(Available data)

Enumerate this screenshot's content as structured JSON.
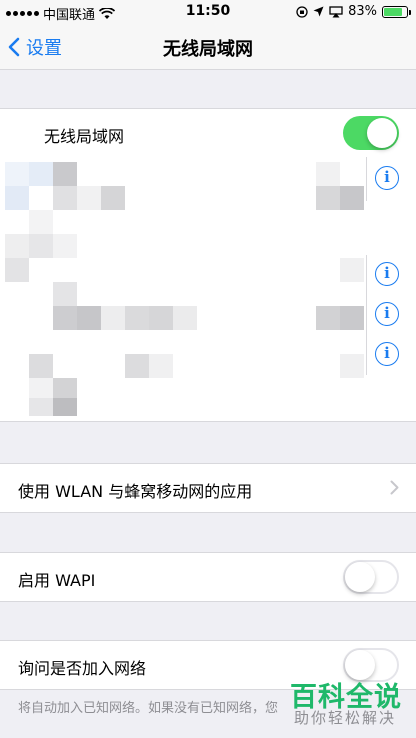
{
  "status_bar": {
    "carrier": "中国联通",
    "time": "11:50",
    "battery_percent": "83%",
    "battery_level": 0.83,
    "icons": [
      "signal-icon",
      "wifi-icon",
      "orientation-lock-icon",
      "location-icon",
      "airplay-icon",
      "battery-icon"
    ]
  },
  "nav": {
    "back_label": "设置",
    "title": "无线局域网"
  },
  "wifi_toggle": {
    "label": "无线局域网",
    "on": true
  },
  "networks": {
    "info_symbol": "i"
  },
  "wlan_apps": {
    "label": "使用 WLAN 与蜂窝移动网的应用"
  },
  "wapi": {
    "label": "启用 WAPI",
    "on": false
  },
  "ask_join": {
    "label": "询问是否加入网络",
    "on": false
  },
  "footnote": "将自动加入已知网络。如果没有已知网络，您",
  "watermark": {
    "brand": "百科全说",
    "tagline": "助你轻松解决"
  },
  "colors": {
    "accent": "#1a7cf0",
    "toggle_on": "#4cd964",
    "watermark": "#1fb86a"
  }
}
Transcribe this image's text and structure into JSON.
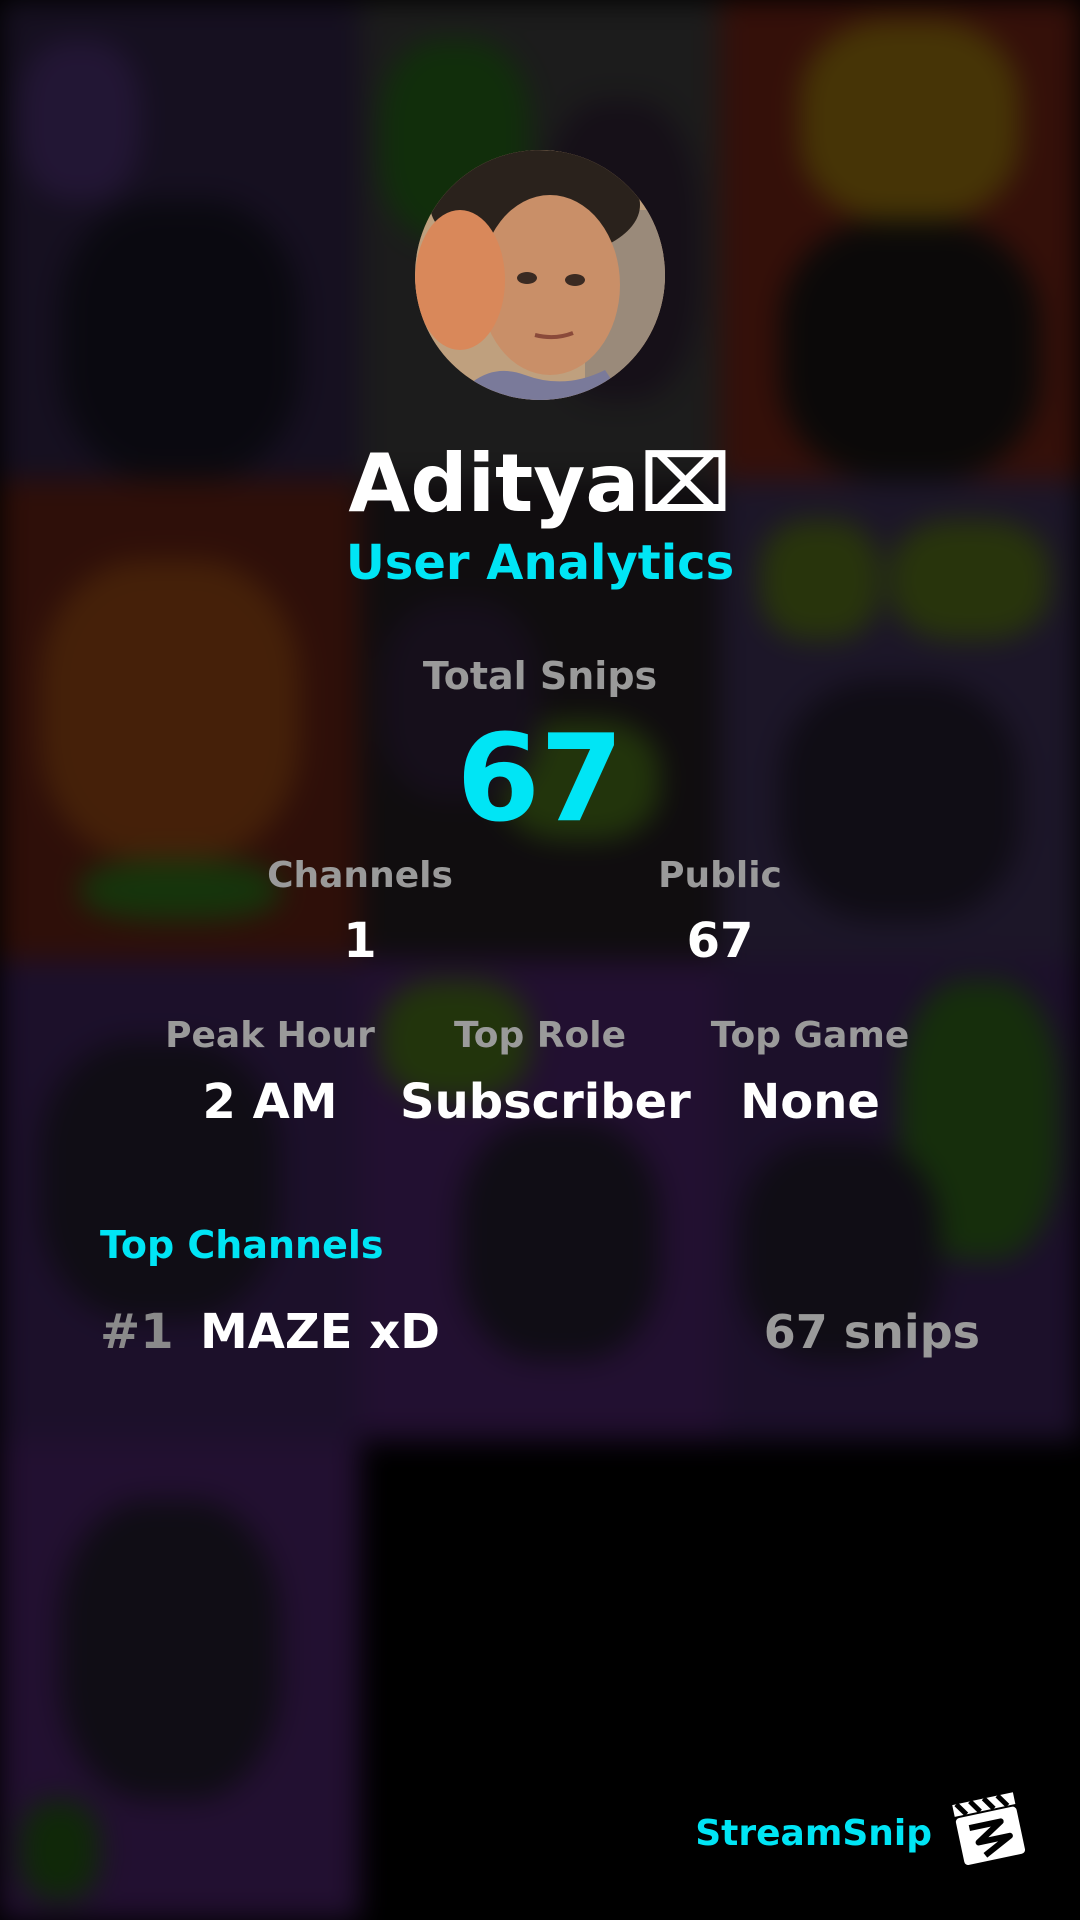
{
  "profile": {
    "username": "Aditya⌧",
    "subtitle": "User Analytics"
  },
  "stats": {
    "total_label": "Total Snips",
    "total_value": "67",
    "channels_label": "Channels",
    "channels_value": "1",
    "public_label": "Public",
    "public_value": "67",
    "peak_hour_label": "Peak Hour",
    "peak_hour_value": "2 AM",
    "top_role_label": "Top Role",
    "top_role_value": "Subscriber",
    "top_game_label": "Top Game",
    "top_game_value": "None"
  },
  "top_channels": {
    "title": "Top Channels",
    "items": [
      {
        "rank": "#1",
        "name": "MAZE xD",
        "count": "67 snips"
      }
    ]
  },
  "branding": {
    "name": "StreamSnip",
    "logo_icon": "clapperboard-icon"
  },
  "colors": {
    "accent": "#00e5f5",
    "muted": "#9a9a9a",
    "text": "#ffffff",
    "background": "#000000"
  }
}
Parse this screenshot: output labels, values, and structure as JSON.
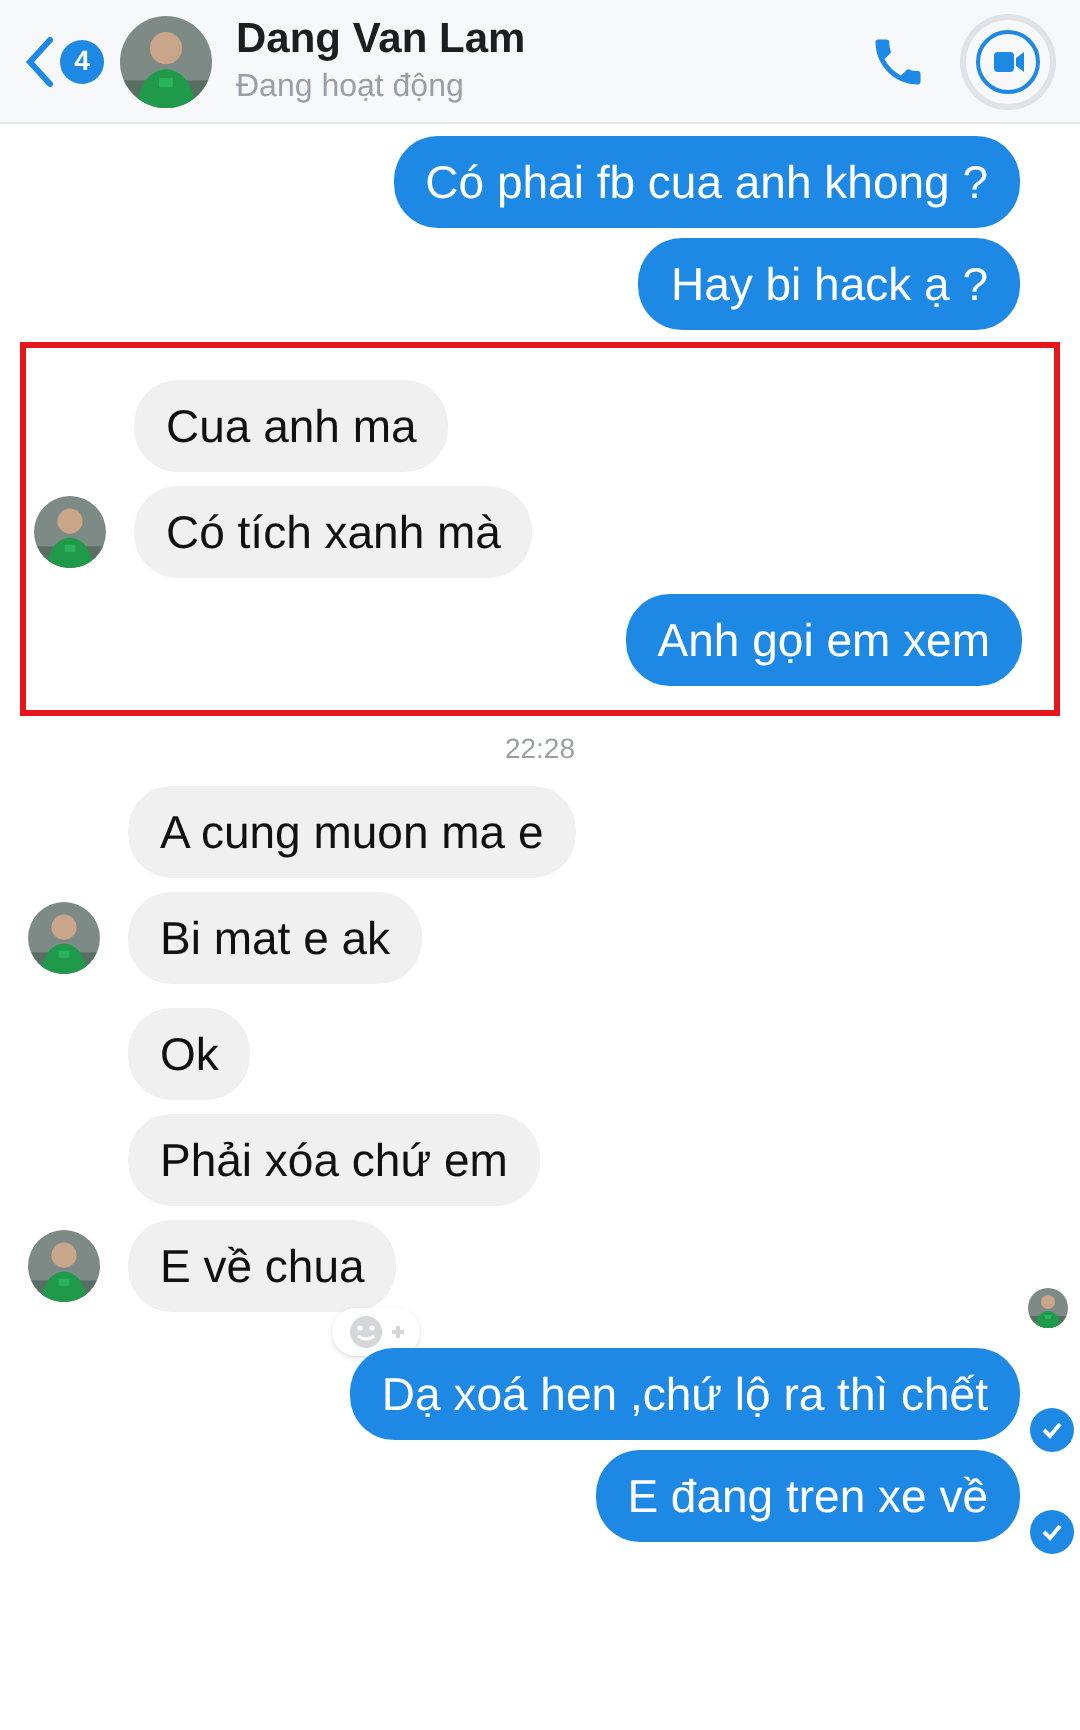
{
  "header": {
    "back_count": "4",
    "name": "Dang Van Lam",
    "status": "Đang hoạt động"
  },
  "thread": [
    {
      "kind": "outgoing",
      "highlighted": false,
      "messages": [
        {
          "text": "Có phai fb cua anh khong ?",
          "seen": false
        },
        {
          "text": "Hay bi hack ạ ?",
          "seen": false
        }
      ]
    },
    {
      "kind": "incoming",
      "highlighted": true,
      "messages": [
        {
          "text": "Cua anh ma",
          "reaction_button": false
        },
        {
          "text": "Có tích xanh mà",
          "reaction_button": false
        }
      ]
    },
    {
      "kind": "outgoing",
      "highlighted": true,
      "messages": [
        {
          "text": "Anh gọi em xem",
          "seen": false
        }
      ]
    },
    {
      "kind": "timestamp",
      "text": "22:28"
    },
    {
      "kind": "incoming",
      "highlighted": false,
      "messages": [
        {
          "text": "A cung muon ma e",
          "reaction_button": false
        },
        {
          "text": "Bi mat e ak",
          "reaction_button": false
        }
      ]
    },
    {
      "kind": "incoming",
      "highlighted": false,
      "messages": [
        {
          "text": "Ok",
          "reaction_button": false
        },
        {
          "text": "Phải xóa chứ em",
          "reaction_button": false
        },
        {
          "text": "E về chua",
          "reaction_button": true
        }
      ]
    },
    {
      "kind": "seen_avatar"
    },
    {
      "kind": "outgoing",
      "highlighted": false,
      "messages": [
        {
          "text": "Dạ xoá hen ,chứ lộ ra thì chết",
          "seen": true
        },
        {
          "text": "E đang tren xe về",
          "seen": true
        }
      ]
    }
  ]
}
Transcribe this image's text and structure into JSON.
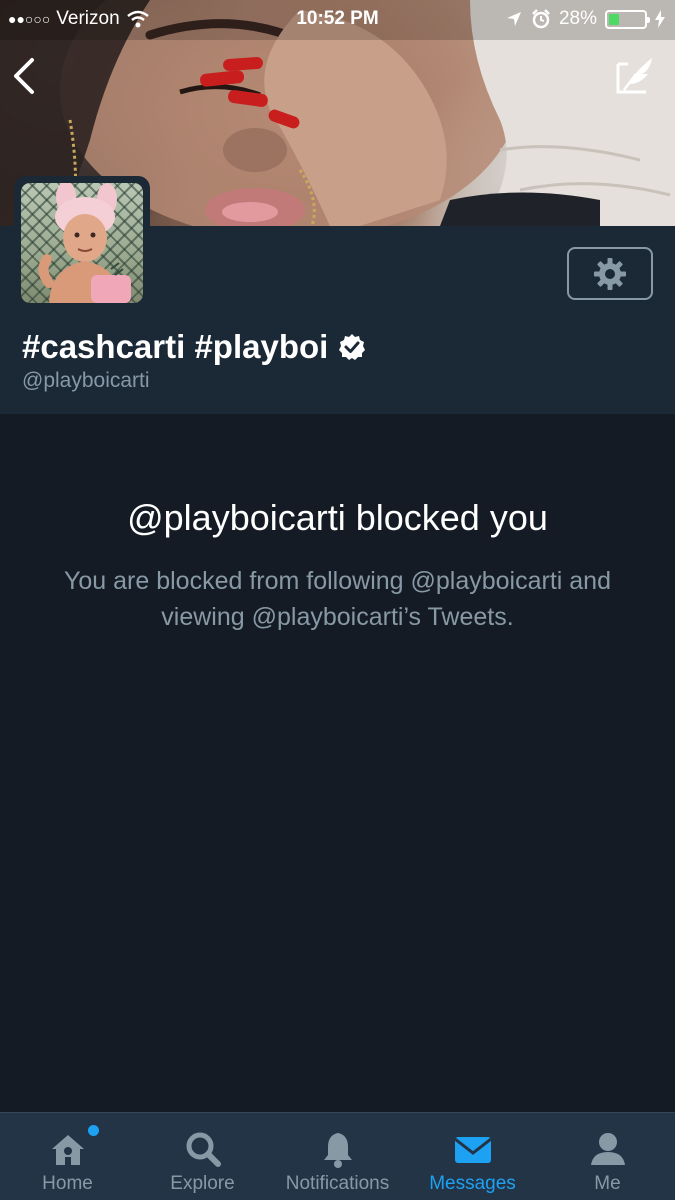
{
  "status_bar": {
    "signal_dots": "●●○○○",
    "carrier": "Verizon",
    "time": "10:52 PM",
    "battery_percent": "28%",
    "battery_level": 0.28,
    "icons": [
      "wifi-icon",
      "location-icon",
      "alarm-icon",
      "battery-icon",
      "charging-icon"
    ]
  },
  "nav": {
    "back_icon": "chevron-left-icon",
    "compose_icon": "compose-tweet-icon"
  },
  "profile": {
    "display_name": "#cashcarti #playboi",
    "handle": "@playboicarti",
    "verified": true,
    "settings_icon": "gear-icon"
  },
  "blocked": {
    "title": "@playboicarti blocked you",
    "description": "You are blocked from following @playboicarti and viewing @playboicarti’s Tweets."
  },
  "tabs": [
    {
      "label": "Home",
      "icon": "home-icon",
      "has_notification_dot": true,
      "active": false
    },
    {
      "label": "Explore",
      "icon": "search-icon",
      "active": false
    },
    {
      "label": "Notifications",
      "icon": "bell-icon",
      "active": false
    },
    {
      "label": "Messages",
      "icon": "envelope-icon",
      "active": true
    },
    {
      "label": "Me",
      "icon": "person-icon",
      "active": false
    }
  ],
  "colors": {
    "background": "#141b24",
    "profile_background": "#1b2836",
    "tab_bar": "#243447",
    "accent": "#1da1f2",
    "muted_text": "#8899a6"
  }
}
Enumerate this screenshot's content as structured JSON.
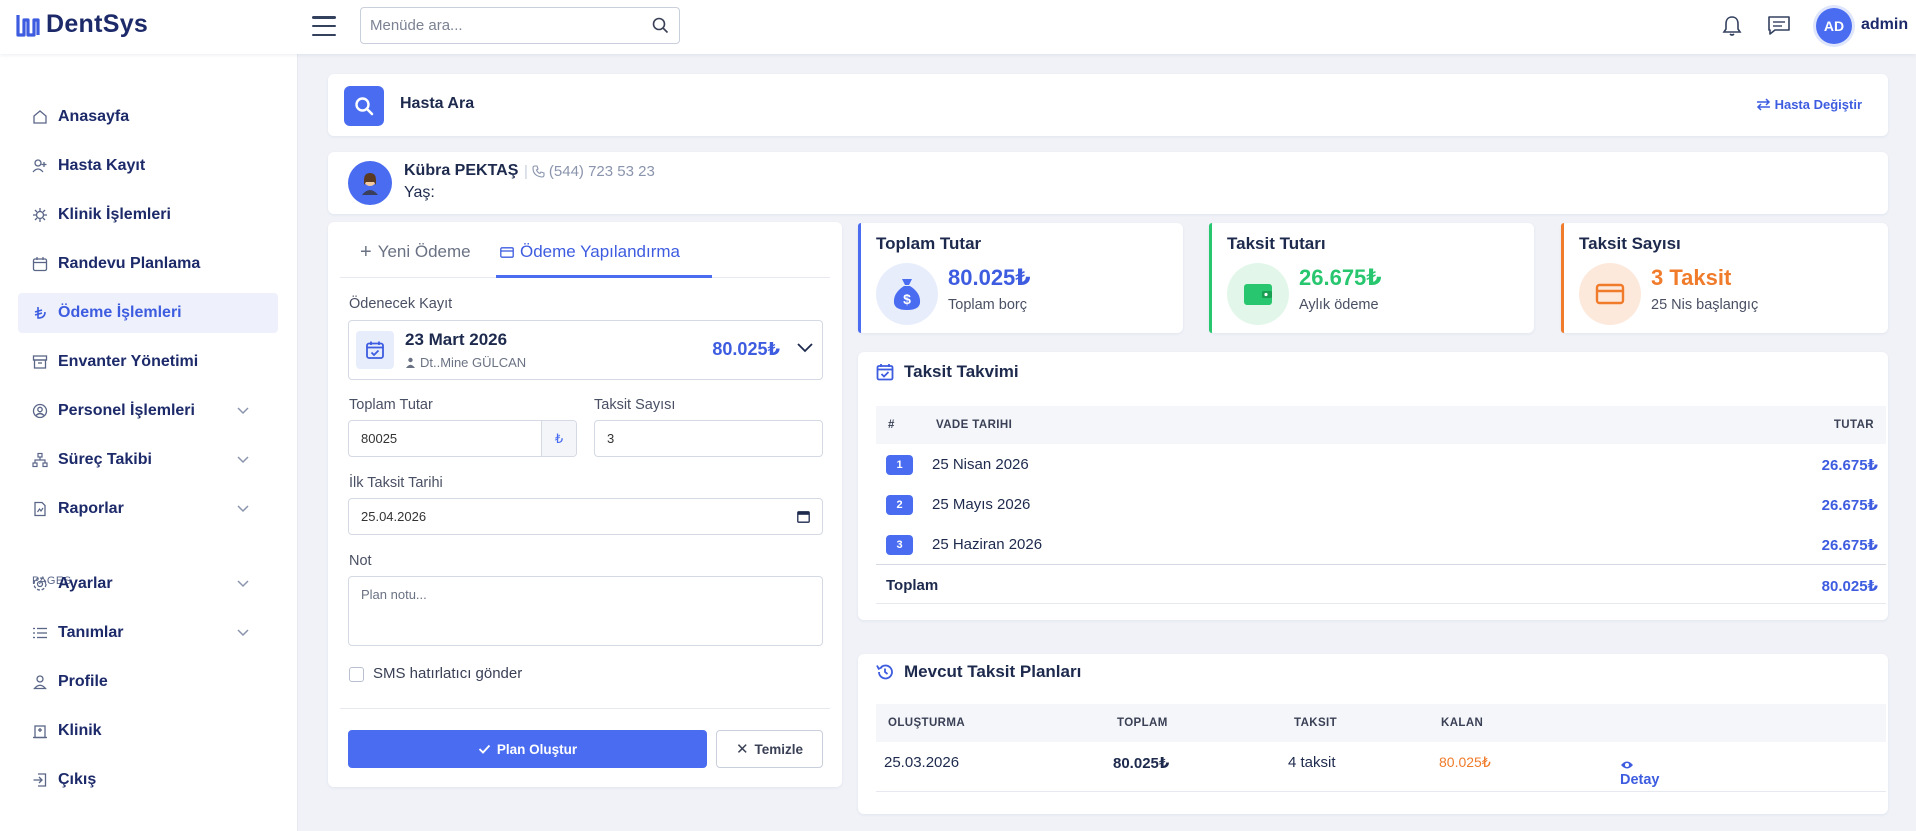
{
  "app": {
    "logo_text": "DentSys"
  },
  "topbar": {
    "search_placeholder": "Menüde ara...",
    "user_initials": "AD",
    "user_name": "admin"
  },
  "sidebar": {
    "items": [
      {
        "label": "Anasayfa",
        "icon": "home-icon"
      },
      {
        "label": "Hasta Kayıt",
        "icon": "user-plus-icon"
      },
      {
        "label": "Klinik İşlemleri",
        "icon": "virus-icon"
      },
      {
        "label": "Randevu Planlama",
        "icon": "calendar-icon"
      },
      {
        "label": "Ödeme İşlemleri",
        "icon": "lira-icon",
        "active": true
      },
      {
        "label": "Envanter Yönetimi",
        "icon": "archive-icon"
      },
      {
        "label": "Personel İşlemleri",
        "icon": "user-circle-icon",
        "expandable": true
      },
      {
        "label": "Süreç Takibi",
        "icon": "sitemap-icon",
        "expandable": true
      },
      {
        "label": "Raporlar",
        "icon": "file-chart-icon",
        "expandable": true
      }
    ],
    "section_label": "PAGES",
    "pages": [
      {
        "label": "Ayarlar",
        "icon": "gear-icon",
        "expandable": true
      },
      {
        "label": "Tanımlar",
        "icon": "list-icon",
        "expandable": true
      },
      {
        "label": "Profile",
        "icon": "user-icon"
      },
      {
        "label": "Klinik",
        "icon": "hospital-icon"
      },
      {
        "label": "Çıkış",
        "icon": "logout-icon"
      }
    ]
  },
  "search_header": {
    "title": "Hasta Ara",
    "change_label": "Hasta Değiştir"
  },
  "patient": {
    "name": "Kübra PEKTAŞ",
    "phone": "(544) 723 53 23",
    "age_label": "Yaş:"
  },
  "payment_form": {
    "tabs": [
      "Yeni Ödeme",
      "Ödeme Yapılandırma"
    ],
    "active_tab": "Ödeme Yapılandırma",
    "record_label": "Ödenecek Kayıt",
    "record": {
      "date": "23 Mart 2026",
      "doctor": "Dt..Mine GÜLCAN",
      "amount": "80.025₺"
    },
    "total_label": "Toplam Tutar",
    "total_value": "80025",
    "currency": "₺",
    "installment_count_label": "Taksit Sayısı",
    "installment_count_value": "3",
    "first_date_label": "İlk Taksit Tarihi",
    "first_date_value": "25.04.2026",
    "note_label": "Not",
    "note_placeholder": "Plan notu...",
    "sms_label": "SMS hatırlatıcı gönder",
    "sms_checked": false,
    "create_button": "Plan Oluştur",
    "clear_button": "Temizle"
  },
  "stats": [
    {
      "title": "Toplam Tutar",
      "value": "80.025₺",
      "sub": "Toplam borç",
      "color": "#4a6cf0",
      "bg": "#e8edfc",
      "icon": "money-bag-icon"
    },
    {
      "title": "Taksit Tutarı",
      "value": "26.675₺",
      "sub": "Aylık ödeme",
      "color": "#28c76f",
      "bg": "#e2f7ea",
      "icon": "wallet-icon"
    },
    {
      "title": "Taksit Sayısı",
      "value": "3 Taksit",
      "sub": "25 Nis başlangıç",
      "color": "#f07b2a",
      "bg": "#fde9dc",
      "icon": "credit-card-icon"
    }
  ],
  "schedule": {
    "title": "Taksit Takvimi",
    "columns": [
      "#",
      "VADE TARIHI",
      "TUTAR"
    ],
    "rows": [
      {
        "no": "1",
        "date": "25 Nisan 2026",
        "amount": "26.675₺"
      },
      {
        "no": "2",
        "date": "25 Mayıs 2026",
        "amount": "26.675₺"
      },
      {
        "no": "3",
        "date": "25 Haziran 2026",
        "amount": "26.675₺"
      }
    ],
    "total_label": "Toplam",
    "total_amount": "80.025₺"
  },
  "plans": {
    "title": "Mevcut Taksit Planları",
    "columns": [
      "OLUŞTURMA",
      "TOPLAM",
      "TAKSIT",
      "KALAN"
    ],
    "rows": [
      {
        "created": "25.03.2026",
        "total": "80.025₺",
        "installments": "4 taksit",
        "remaining": "80.025₺",
        "action": "Detay"
      }
    ]
  }
}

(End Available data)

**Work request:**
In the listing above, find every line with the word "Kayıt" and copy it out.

**Reply to the task:**
        "label": "Hasta Kayıt",
    "record_label": "Ödenecek Kayıt",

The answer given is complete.